═══ Input data ═══

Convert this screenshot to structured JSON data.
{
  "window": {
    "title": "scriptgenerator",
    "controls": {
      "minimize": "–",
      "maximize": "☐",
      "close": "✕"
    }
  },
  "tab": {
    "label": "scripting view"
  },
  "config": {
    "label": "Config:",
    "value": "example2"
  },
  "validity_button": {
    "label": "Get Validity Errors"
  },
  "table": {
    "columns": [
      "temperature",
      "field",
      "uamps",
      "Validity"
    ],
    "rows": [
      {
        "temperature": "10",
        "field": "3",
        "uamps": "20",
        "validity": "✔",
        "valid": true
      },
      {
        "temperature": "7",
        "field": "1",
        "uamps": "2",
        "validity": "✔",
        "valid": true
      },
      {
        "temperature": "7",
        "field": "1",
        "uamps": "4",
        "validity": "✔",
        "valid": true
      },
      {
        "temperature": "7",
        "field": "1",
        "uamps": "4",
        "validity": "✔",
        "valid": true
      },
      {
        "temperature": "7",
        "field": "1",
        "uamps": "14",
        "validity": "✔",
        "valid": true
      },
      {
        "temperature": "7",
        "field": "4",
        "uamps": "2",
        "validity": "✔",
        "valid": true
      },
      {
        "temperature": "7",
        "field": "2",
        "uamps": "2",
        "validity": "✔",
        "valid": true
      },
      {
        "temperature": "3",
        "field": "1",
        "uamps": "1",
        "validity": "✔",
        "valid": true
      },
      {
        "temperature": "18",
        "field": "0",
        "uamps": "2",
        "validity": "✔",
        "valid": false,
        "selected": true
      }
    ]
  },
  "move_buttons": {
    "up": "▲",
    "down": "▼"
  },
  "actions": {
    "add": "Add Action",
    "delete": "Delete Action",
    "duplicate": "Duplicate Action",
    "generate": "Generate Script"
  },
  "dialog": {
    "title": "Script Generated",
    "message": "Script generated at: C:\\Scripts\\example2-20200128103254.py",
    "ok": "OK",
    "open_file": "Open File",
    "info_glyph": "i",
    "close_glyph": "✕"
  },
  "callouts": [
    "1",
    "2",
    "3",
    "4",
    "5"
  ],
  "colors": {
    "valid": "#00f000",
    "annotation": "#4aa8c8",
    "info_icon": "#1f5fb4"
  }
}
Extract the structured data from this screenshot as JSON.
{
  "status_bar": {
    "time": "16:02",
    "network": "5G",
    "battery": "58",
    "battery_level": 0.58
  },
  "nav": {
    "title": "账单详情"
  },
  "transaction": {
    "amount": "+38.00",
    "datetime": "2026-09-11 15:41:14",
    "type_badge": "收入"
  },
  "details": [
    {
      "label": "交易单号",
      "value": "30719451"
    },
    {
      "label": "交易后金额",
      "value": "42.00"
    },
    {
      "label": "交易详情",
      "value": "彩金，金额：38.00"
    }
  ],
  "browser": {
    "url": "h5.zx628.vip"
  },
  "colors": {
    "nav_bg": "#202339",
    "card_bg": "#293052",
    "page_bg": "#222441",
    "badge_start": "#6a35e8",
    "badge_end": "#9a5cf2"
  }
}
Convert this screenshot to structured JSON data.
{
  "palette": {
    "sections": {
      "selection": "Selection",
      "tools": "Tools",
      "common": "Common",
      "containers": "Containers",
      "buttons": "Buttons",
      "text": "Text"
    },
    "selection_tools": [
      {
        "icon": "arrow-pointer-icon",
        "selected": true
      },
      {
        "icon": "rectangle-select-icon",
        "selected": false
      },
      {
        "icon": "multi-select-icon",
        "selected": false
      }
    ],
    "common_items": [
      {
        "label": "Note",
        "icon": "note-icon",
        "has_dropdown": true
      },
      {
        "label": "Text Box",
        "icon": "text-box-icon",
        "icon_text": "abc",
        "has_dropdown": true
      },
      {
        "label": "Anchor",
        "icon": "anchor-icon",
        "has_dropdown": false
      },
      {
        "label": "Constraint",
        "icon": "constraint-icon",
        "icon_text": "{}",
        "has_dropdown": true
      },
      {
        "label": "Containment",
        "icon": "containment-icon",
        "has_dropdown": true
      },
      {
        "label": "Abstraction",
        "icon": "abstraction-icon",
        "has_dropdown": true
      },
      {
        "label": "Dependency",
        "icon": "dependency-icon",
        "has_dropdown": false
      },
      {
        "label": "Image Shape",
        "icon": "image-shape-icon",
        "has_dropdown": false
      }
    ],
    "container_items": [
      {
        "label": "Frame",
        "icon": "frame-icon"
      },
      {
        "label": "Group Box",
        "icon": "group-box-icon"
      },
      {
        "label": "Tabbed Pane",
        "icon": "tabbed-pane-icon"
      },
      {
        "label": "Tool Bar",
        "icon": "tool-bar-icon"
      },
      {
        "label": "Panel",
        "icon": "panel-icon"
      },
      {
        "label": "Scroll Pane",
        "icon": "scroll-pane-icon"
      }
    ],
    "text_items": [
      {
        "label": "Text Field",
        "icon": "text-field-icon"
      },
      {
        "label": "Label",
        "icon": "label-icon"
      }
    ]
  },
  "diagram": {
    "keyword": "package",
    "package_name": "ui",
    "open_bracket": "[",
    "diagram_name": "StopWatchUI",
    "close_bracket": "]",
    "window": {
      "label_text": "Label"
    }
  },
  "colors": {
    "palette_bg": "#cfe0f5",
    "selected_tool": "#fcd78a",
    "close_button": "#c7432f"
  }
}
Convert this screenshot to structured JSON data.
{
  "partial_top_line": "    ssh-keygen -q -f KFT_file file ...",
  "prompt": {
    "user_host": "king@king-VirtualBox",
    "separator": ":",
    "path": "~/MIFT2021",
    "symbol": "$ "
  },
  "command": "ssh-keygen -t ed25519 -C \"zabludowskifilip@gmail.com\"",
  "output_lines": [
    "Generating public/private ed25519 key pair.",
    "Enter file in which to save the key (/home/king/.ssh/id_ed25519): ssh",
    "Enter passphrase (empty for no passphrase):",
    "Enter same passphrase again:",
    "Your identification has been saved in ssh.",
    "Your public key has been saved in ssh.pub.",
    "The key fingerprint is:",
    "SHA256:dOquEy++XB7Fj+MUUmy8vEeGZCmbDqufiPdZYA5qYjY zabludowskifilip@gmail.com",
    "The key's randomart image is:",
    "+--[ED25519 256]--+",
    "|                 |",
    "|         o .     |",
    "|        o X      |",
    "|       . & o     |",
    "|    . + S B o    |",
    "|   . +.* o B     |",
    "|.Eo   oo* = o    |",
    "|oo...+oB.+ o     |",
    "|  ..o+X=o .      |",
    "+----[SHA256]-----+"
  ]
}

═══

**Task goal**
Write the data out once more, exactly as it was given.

**Answer to the problem**
Convert this screenshot to structured JSON data.
{
  "window": {
    "title": "scriptgenerator",
    "controls": {
      "minimize": "–",
      "maximize": "☐",
      "close": "✕"
    }
  },
  "tab": {
    "label": "scripting view"
  },
  "config": {
    "label": "Config:",
    "value": "example2"
  },
  "validity_button": {
    "label": "Get Validity Errors"
  },
  "table": {
    "columns": [
      "temperature",
      "field",
      "uamps",
      "Validity"
    ],
    "rows": [
      {
        "temperature": "10",
        "field": "3",
        "uamps": "20",
        "validity": "✔",
        "valid": true
      },
      {
        "temperature": "7",
        "field": "1",
        "uamps": "2",
        "validity": "✔",
        "valid": true
      },
      {
        "temperature": "7",
        "field": "1",
        "uamps": "4",
        "validity": "✔",
        "valid": true
      },
      {
        "temperature": "7",
        "field": "1",
        "uamps": "4",
        "validity": "✔",
        "valid": true
      },
      {
        "temperature": "7",
        "field": "1",
        "uamps": "14",
        "validity": "✔",
        "valid": true
      },
      {
        "temperature": "7",
        "field": "4",
        "uamps": "2",
        "validity": "✔",
        "valid": true
      },
      {
        "temperature": "7",
        "field": "2",
        "uamps": "2",
        "validity": "✔",
        "valid": true
      },
      {
        "temperature": "3",
        "field": "1",
        "uamps": "1",
        "validity": "✔",
        "valid": true
      },
      {
        "temperature": "18",
        "field": "0",
        "uamps": "2",
        "validity": "✔",
        "valid": false,
        "selected": true
      }
    ]
  },
  "move_buttons": {
    "up": "▲",
    "down": "▼"
  },
  "actions": {
    "add": "Add Action",
    "delete": "Delete Action",
    "duplicate": "Duplicate Action",
    "generate": "Generate Script"
  },
  "dialog": {
    "title": "Script Generated",
    "message": "Script generated at: C:\\Scripts\\example2-20200128103254.py",
    "ok": "OK",
    "open_file": "Open File",
    "info_glyph": "i",
    "close_glyph": "✕"
  },
  "callouts": [
    "1",
    "2",
    "3",
    "4",
    "5"
  ],
  "colors": {
    "valid": "#00f000",
    "annotation": "#4aa8c8",
    "info_icon": "#1f5fb4"
  }
}
Extract the structured data from this screenshot as JSON.
{
  "status_bar": {
    "time": "16:02",
    "network": "5G",
    "battery": "58",
    "battery_level": 0.58
  },
  "nav": {
    "title": "账单详情"
  },
  "transaction": {
    "amount": "+38.00",
    "datetime": "2026-09-11 15:41:14",
    "type_badge": "收入"
  },
  "details": [
    {
      "label": "交易单号",
      "value": "30719451"
    },
    {
      "label": "交易后金额",
      "value": "42.00"
    },
    {
      "label": "交易详情",
      "value": "彩金，金额：38.00"
    }
  ],
  "browser": {
    "url": "h5.zx628.vip"
  },
  "colors": {
    "nav_bg": "#202339",
    "card_bg": "#293052",
    "page_bg": "#222441",
    "badge_start": "#6a35e8",
    "badge_end": "#9a5cf2"
  }
}
Convert this screenshot to structured JSON data.
{
  "palette": {
    "sections": {
      "selection": "Selection",
      "tools": "Tools",
      "common": "Common",
      "containers": "Containers",
      "buttons": "Buttons",
      "text": "Text"
    },
    "selection_tools": [
      {
        "icon": "arrow-pointer-icon",
        "selected": true
      },
      {
        "icon": "rectangle-select-icon",
        "selected": false
      },
      {
        "icon": "multi-select-icon",
        "selected": false
      }
    ],
    "common_items": [
      {
        "label": "Note",
        "icon": "note-icon",
        "has_dropdown": true
      },
      {
        "label": "Text Box",
        "icon": "text-box-icon",
        "icon_text": "abc",
        "has_dropdown": true
      },
      {
        "label": "Anchor",
        "icon": "anchor-icon",
        "has_dropdown": false
      },
      {
        "label": "Constraint",
        "icon": "constraint-icon",
        "icon_text": "{}",
        "has_dropdown": true
      },
      {
        "label": "Containment",
        "icon": "containment-icon",
        "has_dropdown": true
      },
      {
        "label": "Abstraction",
        "icon": "abstraction-icon",
        "has_dropdown": true
      },
      {
        "label": "Dependency",
        "icon": "dependency-icon",
        "has_dropdown": false
      },
      {
        "label": "Image Shape",
        "icon": "image-shape-icon",
        "has_dropdown": false
      }
    ],
    "container_items": [
      {
        "label": "Frame",
        "icon": "frame-icon"
      },
      {
        "label": "Group Box",
        "icon": "group-box-icon"
      },
      {
        "label": "Tabbed Pane",
        "icon": "tabbed-pane-icon"
      },
      {
        "label": "Tool Bar",
        "icon": "tool-bar-icon"
      },
      {
        "label": "Panel",
        "icon": "panel-icon"
      },
      {
        "label": "Scroll Pane",
        "icon": "scroll-pane-icon"
      }
    ],
    "text_items": [
      {
        "label": "Text Field",
        "icon": "text-field-icon"
      },
      {
        "label": "Label",
        "icon": "label-icon"
      }
    ]
  },
  "diagram": {
    "keyword": "package",
    "package_name": "ui",
    "open_bracket": "[",
    "diagram_name": "StopWatchUI",
    "close_bracket": "]",
    "window": {
      "label_text": "Label"
    }
  },
  "colors": {
    "palette_bg": "#cfe0f5",
    "selected_tool": "#fcd78a",
    "close_button": "#c7432f"
  }
}
Convert this screenshot to structured JSON data.
{
  "partial_top_line": "    ssh-keygen -q -f KFT_file file ...",
  "prompt": {
    "user_host": "king@king-VirtualBox",
    "separator": ":",
    "path": "~/MIFT2021",
    "symbol": "$ "
  },
  "command": "ssh-keygen -t ed25519 -C \"zabludowskifilip@gmail.com\"",
  "output_lines": [
    "Generating public/private ed25519 key pair.",
    "Enter file in which to save the key (/home/king/.ssh/id_ed25519): ssh",
    "Enter passphrase (empty for no passphrase):",
    "Enter same passphrase again:",
    "Your identification has been saved in ssh.",
    "Your public key has been saved in ssh.pub.",
    "The key fingerprint is:",
    "SHA256:dOquEy++XB7Fj+MUUmy8vEeGZCmbDqufiPdZYA5qYjY zabludowskifilip@gmail.com",
    "The key's randomart image is:",
    "+--[ED25519 256]--+",
    "|                 |",
    "|         o .     |",
    "|        o X      |",
    "|       . & o     |",
    "|    . + S B o    |",
    "|   . +.* o B     |",
    "|.Eo   oo* = o    |",
    "|oo...+oB.+ o     |",
    "|  ..o+X=o .      |",
    "+----[SHA256]-----+"
  ]
}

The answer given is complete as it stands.